PROBLEM DESCRIPTION -> Print the records below exactly, omitting all pictures.

Stored dataset items
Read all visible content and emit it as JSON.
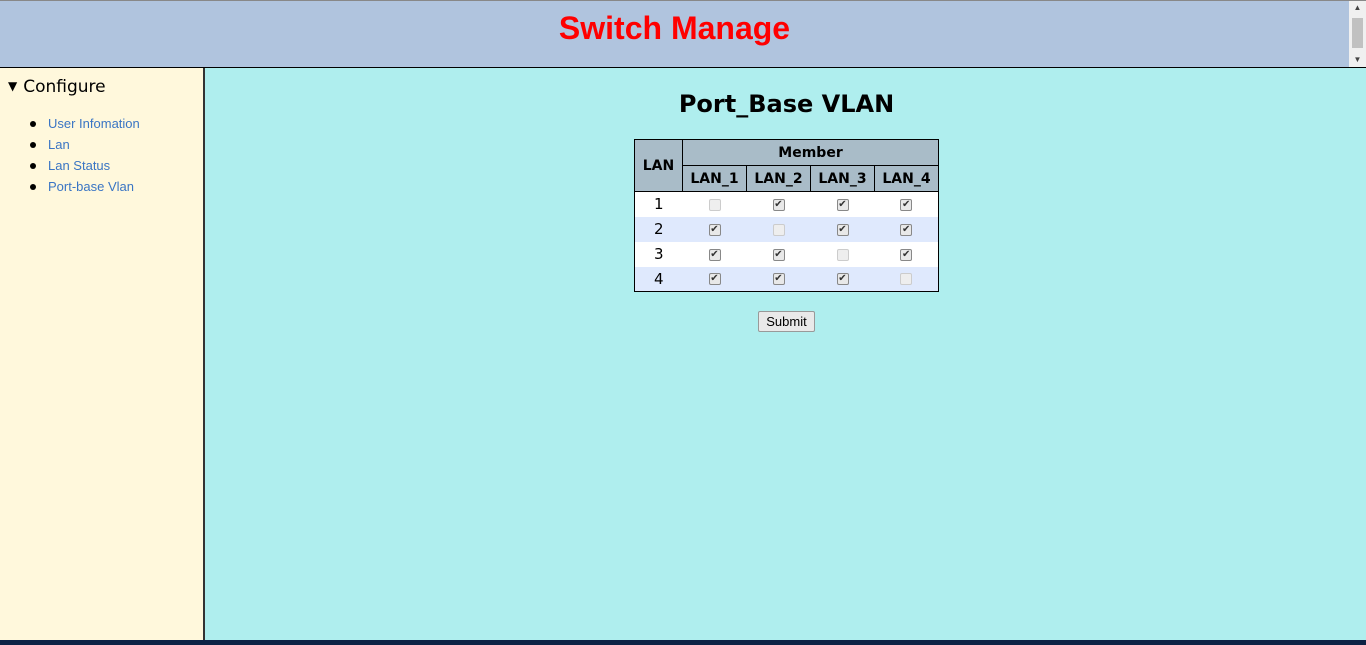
{
  "header": {
    "title": "Switch Manage"
  },
  "sidebar": {
    "section": "Configure",
    "items": [
      {
        "label": "User Infomation"
      },
      {
        "label": "Lan"
      },
      {
        "label": "Lan Status"
      },
      {
        "label": "Port-base Vlan"
      }
    ]
  },
  "main": {
    "title": "Port_Base VLAN",
    "table": {
      "row_header": "LAN",
      "group_header": "Member",
      "columns": [
        "LAN_1",
        "LAN_2",
        "LAN_3",
        "LAN_4"
      ],
      "rows": [
        {
          "lan": "1",
          "members": [
            null,
            true,
            true,
            true
          ]
        },
        {
          "lan": "2",
          "members": [
            true,
            null,
            true,
            true
          ]
        },
        {
          "lan": "3",
          "members": [
            true,
            true,
            null,
            true
          ]
        },
        {
          "lan": "4",
          "members": [
            true,
            true,
            true,
            null
          ]
        }
      ]
    },
    "submit_label": "Submit"
  },
  "colors": {
    "header_bg": "#b0c4de",
    "title": "#ff0000",
    "sidebar_bg": "#fff8dc",
    "main_bg": "#afeeee",
    "link": "#3a75c4"
  }
}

OUTPUT OF THE TASK ->
Read all visible content and emit it as JSON.
{
  "header": {
    "title": "Switch Manage"
  },
  "sidebar": {
    "section": "Configure",
    "items": [
      {
        "label": "User Infomation"
      },
      {
        "label": "Lan"
      },
      {
        "label": "Lan Status"
      },
      {
        "label": "Port-base Vlan"
      }
    ]
  },
  "main": {
    "title": "Port_Base VLAN",
    "table": {
      "row_header": "LAN",
      "group_header": "Member",
      "columns": [
        "LAN_1",
        "LAN_2",
        "LAN_3",
        "LAN_4"
      ],
      "rows": [
        {
          "lan": "1",
          "members": [
            null,
            true,
            true,
            true
          ]
        },
        {
          "lan": "2",
          "members": [
            true,
            null,
            true,
            true
          ]
        },
        {
          "lan": "3",
          "members": [
            true,
            true,
            null,
            true
          ]
        },
        {
          "lan": "4",
          "members": [
            true,
            true,
            true,
            null
          ]
        }
      ]
    },
    "submit_label": "Submit"
  },
  "colors": {
    "header_bg": "#b0c4de",
    "title": "#ff0000",
    "sidebar_bg": "#fff8dc",
    "main_bg": "#afeeee",
    "link": "#3a75c4"
  }
}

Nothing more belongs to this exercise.